That's why I've been planning all summer to turn a rather large corner of our bedroom into a craft storage and work space. Three weeks ago I moved the computer to Archer's room and got rid of the big desk that used to occupy that corner. On Monday the furniture was delivered; on Wednesday I built the storage unit; last night I built the table. Cady Gray and I spent Saturday morning packing the unit with yarn; I worked on needles and tools today.
Just as storage, this is going to be an improvement; easier to get to, more spacious, better organized. I was surprised to find that the yarn that had overflowed four big Rubbermaid tubs and several storage crates -- the yarn that runs to several pages in Ravelry's stash in list view -- all fit in the 25-cube Expedit.
I'll have a full and photo-rich chronicle of the tranformation in the next week or two. But right now I'm thinking about that desire for a little cozy space to live and work. People who make things are rather obsessive about their studios, craft rooms, and organizational schemes, as a look around the internet will tell you. Such spaces are partly about facilitation, but partly about inspiration -- an arrangement and decor that we imagine will unlock our ability to create.
My surreptitious aim in reworking this area is to facilitate and inspire my nascent sewing skills. Right now I have to set up and take down my sewing machine on the dining room table if I want to use it, which is quite a production. The desk and table I put in my new craft area is intended to give the machine a home and to provide a space for associated tasks, like cutting and pressing.
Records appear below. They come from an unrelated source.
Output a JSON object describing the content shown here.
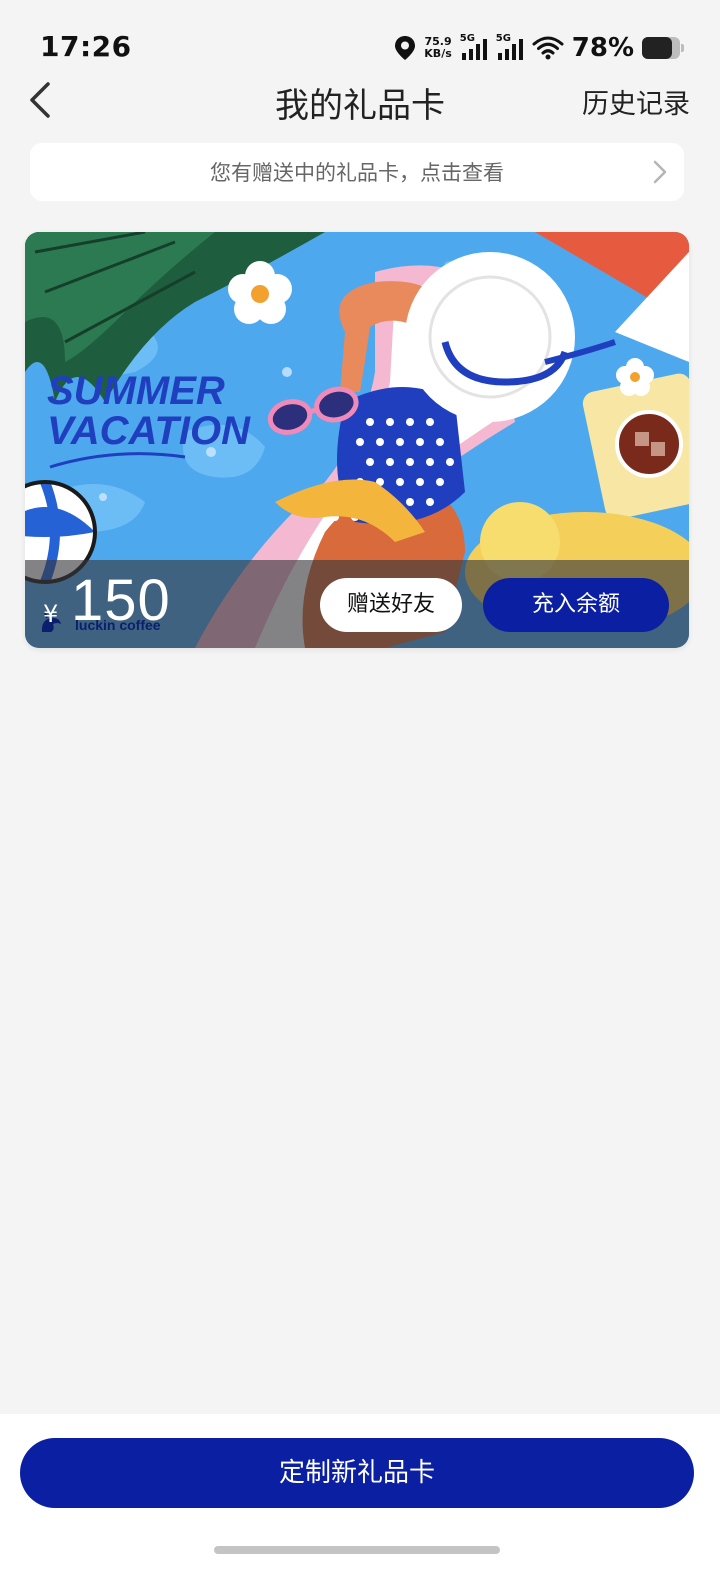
{
  "status_bar": {
    "time": "17:26",
    "net_speed_value": "75.9",
    "net_speed_unit": "KB/s",
    "signal_1_label": "5G",
    "signal_2_label": "5G",
    "battery_percent": "78%",
    "battery_level": 0.78
  },
  "nav": {
    "title": "我的礼品卡",
    "history_label": "历史记录"
  },
  "notice": {
    "text": "您有赠送中的礼品卡，点击查看"
  },
  "gift_card": {
    "art_title_line1": "SUMMER",
    "art_title_line2": "VACATION",
    "currency_symbol": "¥",
    "amount": "150",
    "brand": "luckin coffee",
    "gift_button_label": "赠送好友",
    "topup_button_label": "充入余额"
  },
  "bottom": {
    "customize_button_label": "定制新礼品卡"
  },
  "colors": {
    "primary_blue": "#0b1fa3",
    "background": "#f4f4f4"
  }
}
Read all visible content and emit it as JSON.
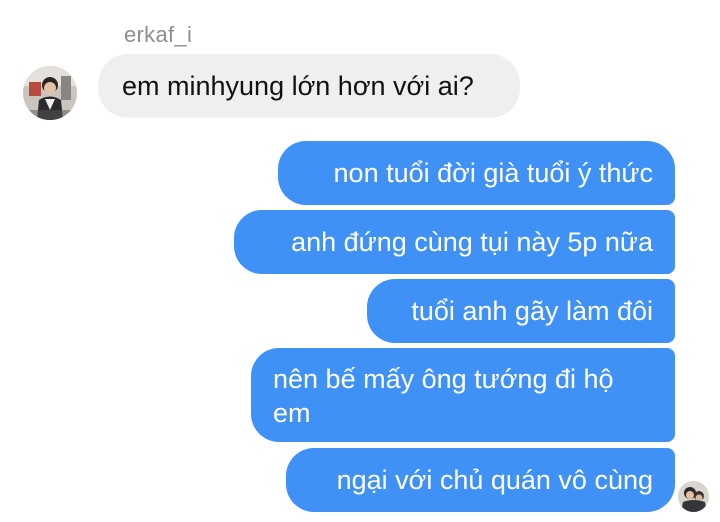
{
  "chat": {
    "sender_name": "erkaf_i",
    "incoming_message": "em minhyung lớn hơn với ai?",
    "outgoing_messages": [
      "non tuổi đời già tuổi ý thức",
      "anh đứng cùng tụi này 5p nữa",
      "tuổi anh gãy làm đôi",
      "nên bế mấy ông tướng đi hộ em",
      "ngại với chủ quán vô cùng"
    ]
  },
  "colors": {
    "outgoing_bubble": "#3f91f6",
    "incoming_bubble": "#efefef",
    "sender_name": "#8e8e93"
  },
  "icons": {
    "sender_avatar": "avatar-photo",
    "own_avatar": "avatar-photo"
  }
}
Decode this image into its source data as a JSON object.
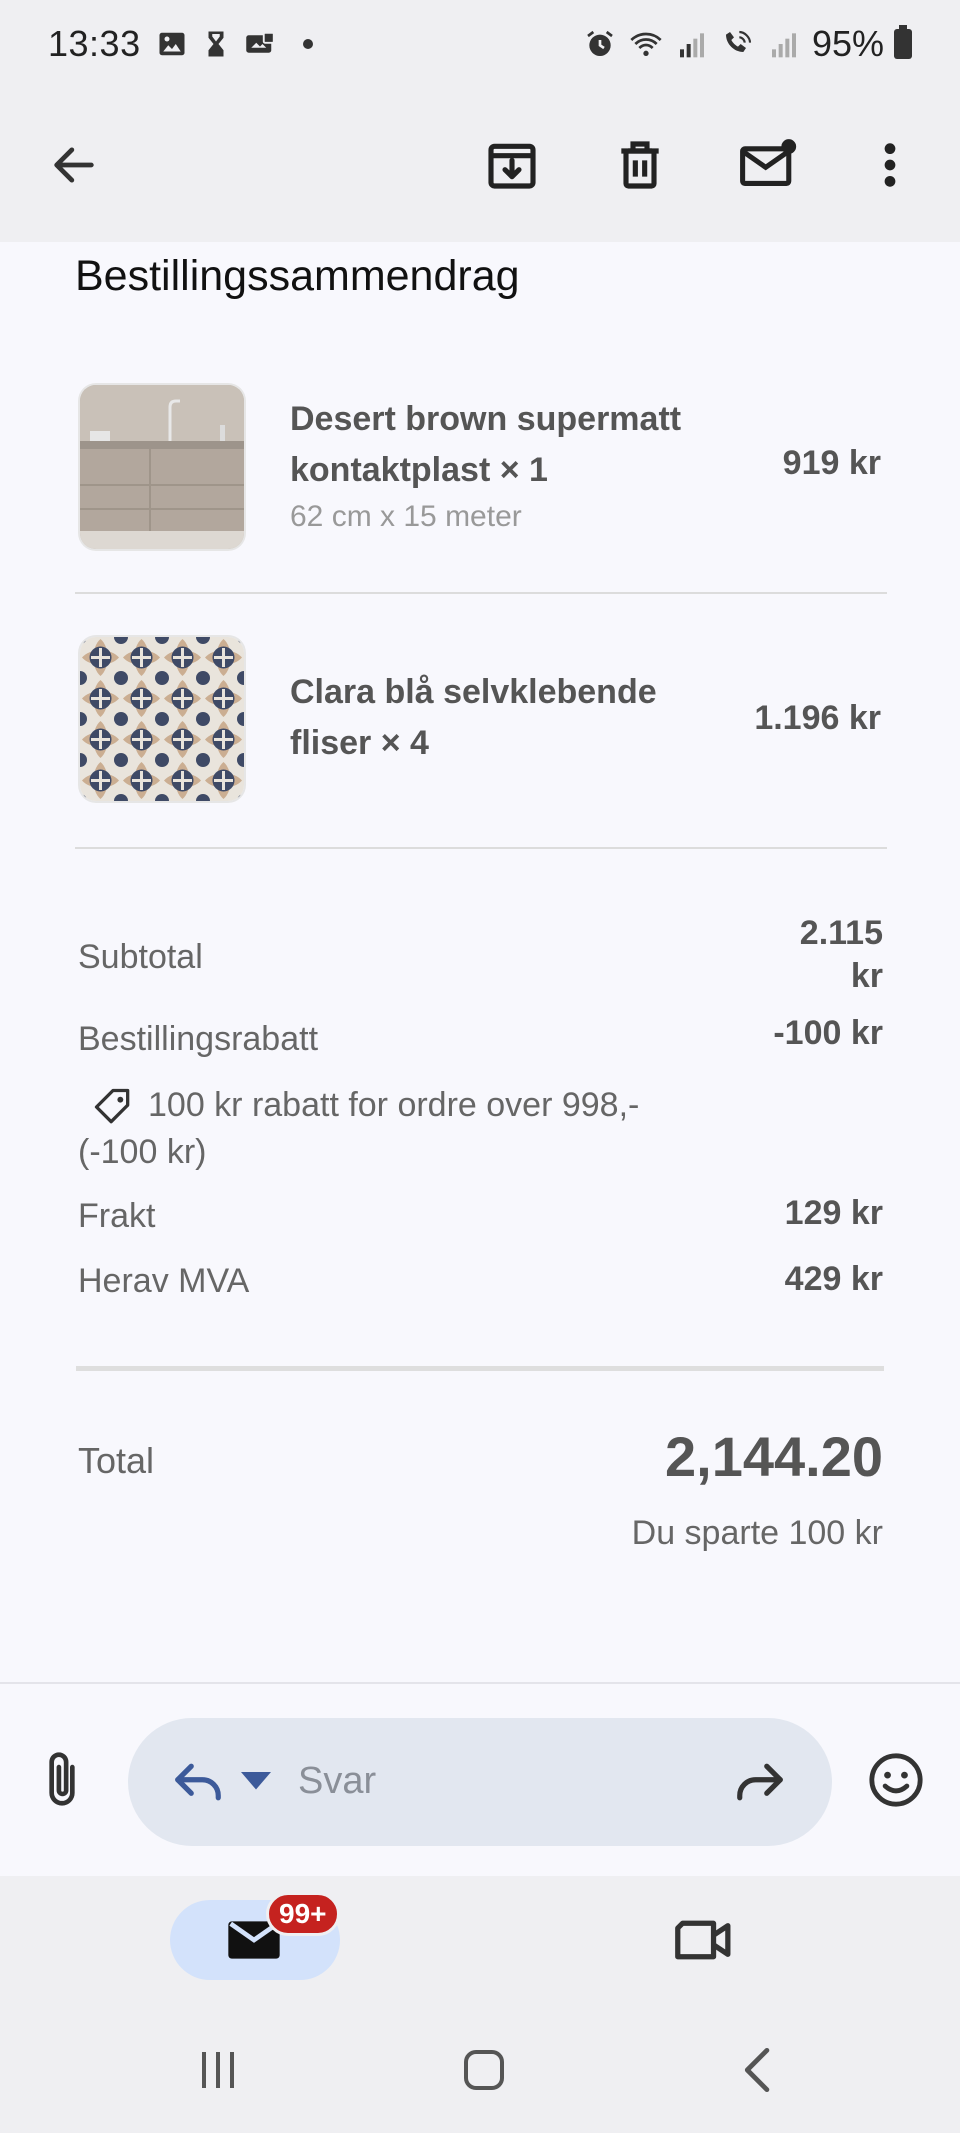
{
  "status": {
    "time": "13:33",
    "battery": "95%"
  },
  "toolbar": {
    "back": "back-arrow-icon",
    "archive": "archive-icon",
    "delete": "delete-icon",
    "mark_unread": "mark-unread-icon",
    "more": "more-vert-icon"
  },
  "summary": {
    "title": "Bestillingssammendrag",
    "items": [
      {
        "name": "Desert brown supermatt kontaktplast × 1",
        "variant": "62 cm x 15 meter",
        "price": "919 kr"
      },
      {
        "name": "Clara blå selvklebende fliser × 4",
        "variant": "",
        "price": "1.196 kr"
      }
    ],
    "subtotal_label": "Subtotal",
    "subtotal_value": "2.115 kr",
    "discount_label": "Bestillingsrabatt",
    "discount_value": "-100 kr",
    "discount_detail": "100 kr rabatt for ordre over 998,- (-100 kr)",
    "shipping_label": "Frakt",
    "shipping_value": "129 kr",
    "vat_label": "Herav MVA",
    "vat_value": "429 kr",
    "total_label": "Total",
    "total_value": "2,144.20",
    "saved_text": "Du sparte 100 kr"
  },
  "reply": {
    "placeholder": "Svar"
  },
  "nav": {
    "mail_badge": "99+"
  },
  "colors": {
    "accent": "#3c5a9a",
    "badge": "#c5221f",
    "mail_pill": "#d3e2fb"
  }
}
So will I sew more now that I've set up everything the way I think will be perfect?